Jack (played by Mark Duplass) is an ordinary, unassuming twenty-something guy who lives in Washington State. He is trying to piece his shattered life back together since his brother, Tom, died a year ago. To commemorate the first year since Tom’s passing, Jack reluctantly attends a wake with all Tom’s friends and his ex-girlfriend, Iris (by Emily Blunt). Everyone is reminiscing fondly about Tom, but Jack is clearly struggling with his brother’s loss and is not particularly sociable. As well as being Tom’s ex-girlfriend, Iris is also Jack’s best friend. She sees his anguish and suggests he takes some “time out” at her father’s remote bush cabin up-state, where he can chill out for a few days far away from work and all the trappings of modern life, which might help him get himself back on the right track. Jack is hesitant, but as Iris is so insistent he takes her up on the offer and sets off on his pushbike to the cabin. When he eventually arrives there, he is surprised that someone else is already there – it’s Iris’ sister, Hannah, who is at the cabin for her own “time out”. Neither is impressed to see the other and as it is now dark, Jack must stay overnight to get some rest before returning to town on his pushbike in the morning. This is not what was supposed to happen … how will Jack find the space he needs to get back on track and work through his grief?

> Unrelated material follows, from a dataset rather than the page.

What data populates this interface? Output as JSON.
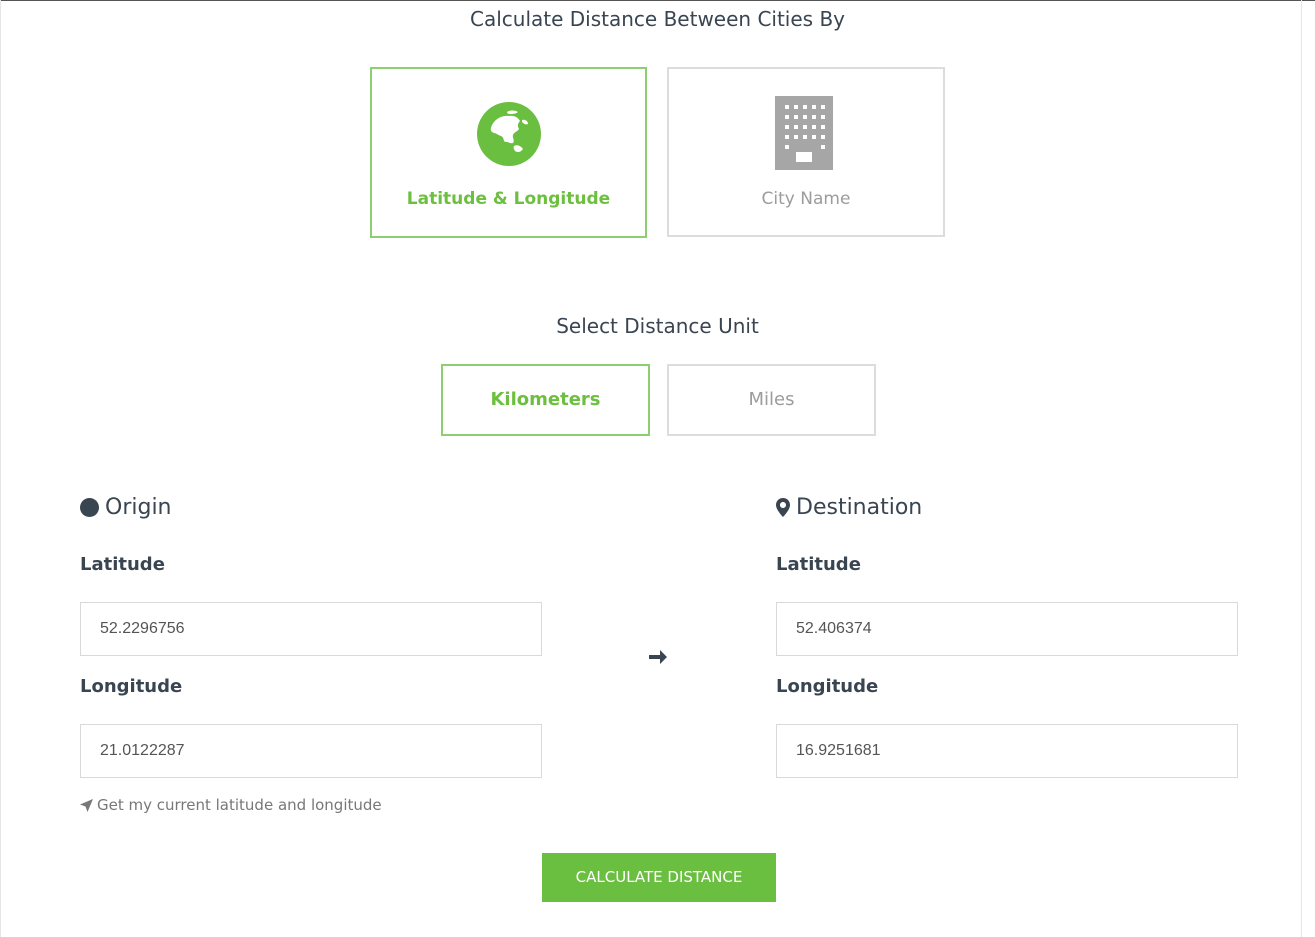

This film is really lovely – and that comes as a surprise. At first, it plays as an “almost rom-com” with Iris, Jack and Hanna, where the relationships are ambiguous enough that a viewer can make assumptions about what may happen. But – don’t be put off by this, stick with it – the treasure of this movie gradually shows itself as the personalities develop, the plot thickens and we start to learn about the motivation of each of these people. We gradually learn more about Jack, Hannah and Iris and the relationship each of them has with the others, which all start off relatively straight-forward, but become complex as some curly moral dilemma’s arise. The performances are really honest and I understand that Lynn Shelton encouraged each actor to improvise much of their dialogue in the scenes – that is really done marvellously well. As Jack, Mark Duplass brings a fabulous vulnerability to the character and this is endearing. The sisters are very well cast – their appearance and family foibles are well done and they interact very nicely together. Emily Blunt is strong here and Rosemary DeWitt is fantastic – best, I think. These three balance very well on screen. The movie is almost too long, but when the ending comes it’s completely appropriate. It’s good.
Made in 2011. Directed by Lynn Shelton